[Extracted data entries]
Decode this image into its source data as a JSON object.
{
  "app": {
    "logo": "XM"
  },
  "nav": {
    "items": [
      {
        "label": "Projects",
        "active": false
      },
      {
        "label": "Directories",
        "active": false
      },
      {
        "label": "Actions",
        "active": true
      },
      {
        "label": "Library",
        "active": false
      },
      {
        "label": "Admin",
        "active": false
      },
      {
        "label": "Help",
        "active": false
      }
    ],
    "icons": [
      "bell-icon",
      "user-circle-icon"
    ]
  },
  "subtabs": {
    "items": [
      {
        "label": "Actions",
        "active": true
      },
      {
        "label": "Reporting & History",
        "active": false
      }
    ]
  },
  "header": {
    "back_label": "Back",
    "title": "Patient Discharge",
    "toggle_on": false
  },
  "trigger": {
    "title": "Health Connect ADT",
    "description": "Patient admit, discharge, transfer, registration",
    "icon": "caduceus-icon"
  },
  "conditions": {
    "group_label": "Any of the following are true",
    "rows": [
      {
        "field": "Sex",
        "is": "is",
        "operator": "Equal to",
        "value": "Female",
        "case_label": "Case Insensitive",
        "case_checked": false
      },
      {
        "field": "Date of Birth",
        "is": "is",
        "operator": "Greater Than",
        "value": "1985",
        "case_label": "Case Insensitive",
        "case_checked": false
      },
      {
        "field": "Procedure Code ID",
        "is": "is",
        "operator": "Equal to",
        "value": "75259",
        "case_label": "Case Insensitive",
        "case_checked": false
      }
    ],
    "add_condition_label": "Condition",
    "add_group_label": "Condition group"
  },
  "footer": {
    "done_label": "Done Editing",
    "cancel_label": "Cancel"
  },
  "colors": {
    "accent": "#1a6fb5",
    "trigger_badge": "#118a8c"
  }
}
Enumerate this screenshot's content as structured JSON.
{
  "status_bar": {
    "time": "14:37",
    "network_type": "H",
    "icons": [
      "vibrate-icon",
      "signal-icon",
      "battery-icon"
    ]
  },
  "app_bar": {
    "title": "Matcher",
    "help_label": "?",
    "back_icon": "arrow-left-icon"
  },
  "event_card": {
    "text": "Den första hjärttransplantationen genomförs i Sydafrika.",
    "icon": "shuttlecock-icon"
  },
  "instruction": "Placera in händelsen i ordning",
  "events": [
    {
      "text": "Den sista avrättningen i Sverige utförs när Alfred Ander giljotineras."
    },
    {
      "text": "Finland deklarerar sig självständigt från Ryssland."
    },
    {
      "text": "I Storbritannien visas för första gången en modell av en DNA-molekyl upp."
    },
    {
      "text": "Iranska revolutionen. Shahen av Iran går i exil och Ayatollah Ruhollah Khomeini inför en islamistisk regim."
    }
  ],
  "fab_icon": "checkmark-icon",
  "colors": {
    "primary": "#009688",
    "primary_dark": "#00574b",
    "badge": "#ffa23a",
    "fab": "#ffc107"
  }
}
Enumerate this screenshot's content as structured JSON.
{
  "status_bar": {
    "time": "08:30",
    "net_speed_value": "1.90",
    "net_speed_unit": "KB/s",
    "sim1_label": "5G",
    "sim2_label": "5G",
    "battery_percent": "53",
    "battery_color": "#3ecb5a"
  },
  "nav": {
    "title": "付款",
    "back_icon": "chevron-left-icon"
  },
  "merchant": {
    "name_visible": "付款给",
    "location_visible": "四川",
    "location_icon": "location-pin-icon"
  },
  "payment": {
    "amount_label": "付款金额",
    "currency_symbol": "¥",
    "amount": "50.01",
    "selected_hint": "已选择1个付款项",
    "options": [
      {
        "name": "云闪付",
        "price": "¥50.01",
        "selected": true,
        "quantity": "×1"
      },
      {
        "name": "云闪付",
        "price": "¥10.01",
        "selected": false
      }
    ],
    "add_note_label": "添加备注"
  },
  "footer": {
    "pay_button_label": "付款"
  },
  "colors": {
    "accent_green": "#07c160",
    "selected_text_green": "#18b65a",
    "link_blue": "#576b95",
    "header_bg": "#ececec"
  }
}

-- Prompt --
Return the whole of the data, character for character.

-- Answer section --
Decode this image into its source data as a JSON object.
{
  "app": {
    "logo": "XM"
  },
  "nav": {
    "items": [
      {
        "label": "Projects",
        "active": false
      },
      {
        "label": "Directories",
        "active": false
      },
      {
        "label": "Actions",
        "active": true
      },
      {
        "label": "Library",
        "active": false
      },
      {
        "label": "Admin",
        "active": false
      },
      {
        "label": "Help",
        "active": false
      }
    ],
    "icons": [
      "bell-icon",
      "user-circle-icon"
    ]
  },
  "subtabs": {
    "items": [
      {
        "label": "Actions",
        "active": true
      },
      {
        "label": "Reporting & History",
        "active": false
      }
    ]
  },
  "header": {
    "back_label": "Back",
    "title": "Patient Discharge",
    "toggle_on": false
  },
  "trigger": {
    "title": "Health Connect ADT",
    "description": "Patient admit, discharge, transfer, registration",
    "icon": "caduceus-icon"
  },
  "conditions": {
    "group_label": "Any of the following are true",
    "rows": [
      {
        "field": "Sex",
        "is": "is",
        "operator": "Equal to",
        "value": "Female",
        "case_label": "Case Insensitive",
        "case_checked": false
      },
      {
        "field": "Date of Birth",
        "is": "is",
        "operator": "Greater Than",
        "value": "1985",
        "case_label": "Case Insensitive",
        "case_checked": false
      },
      {
        "field": "Procedure Code ID",
        "is": "is",
        "operator": "Equal to",
        "value": "75259",
        "case_label": "Case Insensitive",
        "case_checked": false
      }
    ],
    "add_condition_label": "Condition",
    "add_group_label": "Condition group"
  },
  "footer": {
    "done_label": "Done Editing",
    "cancel_label": "Cancel"
  },
  "colors": {
    "accent": "#1a6fb5",
    "trigger_badge": "#118a8c"
  }
}
Enumerate this screenshot's content as structured JSON.
{
  "status_bar": {
    "time": "14:37",
    "network_type": "H",
    "icons": [
      "vibrate-icon",
      "signal-icon",
      "battery-icon"
    ]
  },
  "app_bar": {
    "title": "Matcher",
    "help_label": "?",
    "back_icon": "arrow-left-icon"
  },
  "event_card": {
    "text": "Den första hjärttransplantationen genomförs i Sydafrika.",
    "icon": "shuttlecock-icon"
  },
  "instruction": "Placera in händelsen i ordning",
  "events": [
    {
      "text": "Den sista avrättningen i Sverige utförs när Alfred Ander giljotineras."
    },
    {
      "text": "Finland deklarerar sig självständigt från Ryssland."
    },
    {
      "text": "I Storbritannien visas för första gången en modell av en DNA-molekyl upp."
    },
    {
      "text": "Iranska revolutionen. Shahen av Iran går i exil och Ayatollah Ruhollah Khomeini inför en islamistisk regim."
    }
  ],
  "fab_icon": "checkmark-icon",
  "colors": {
    "primary": "#009688",
    "primary_dark": "#00574b",
    "badge": "#ffa23a",
    "fab": "#ffc107"
  }
}
Enumerate this screenshot's content as structured JSON.
{
  "status_bar": {
    "time": "08:30",
    "net_speed_value": "1.90",
    "net_speed_unit": "KB/s",
    "sim1_label": "5G",
    "sim2_label": "5G",
    "battery_percent": "53",
    "battery_color": "#3ecb5a"
  },
  "nav": {
    "title": "付款",
    "back_icon": "chevron-left-icon"
  },
  "merchant": {
    "name_visible": "付款给",
    "location_visible": "四川",
    "location_icon": "location-pin-icon"
  },
  "payment": {
    "amount_label": "付款金额",
    "currency_symbol": "¥",
    "amount": "50.01",
    "selected_hint": "已选择1个付款项",
    "options": [
      {
        "name": "云闪付",
        "price": "¥50.01",
        "selected": true,
        "quantity": "×1"
      },
      {
        "name": "云闪付",
        "price": "¥10.01",
        "selected": false
      }
    ],
    "add_note_label": "添加备注"
  },
  "footer": {
    "pay_button_label": "付款"
  },
  "colors": {
    "accent_green": "#07c160",
    "selected_text_green": "#18b65a",
    "link_blue": "#576b95",
    "header_bg": "#ececec"
  }
}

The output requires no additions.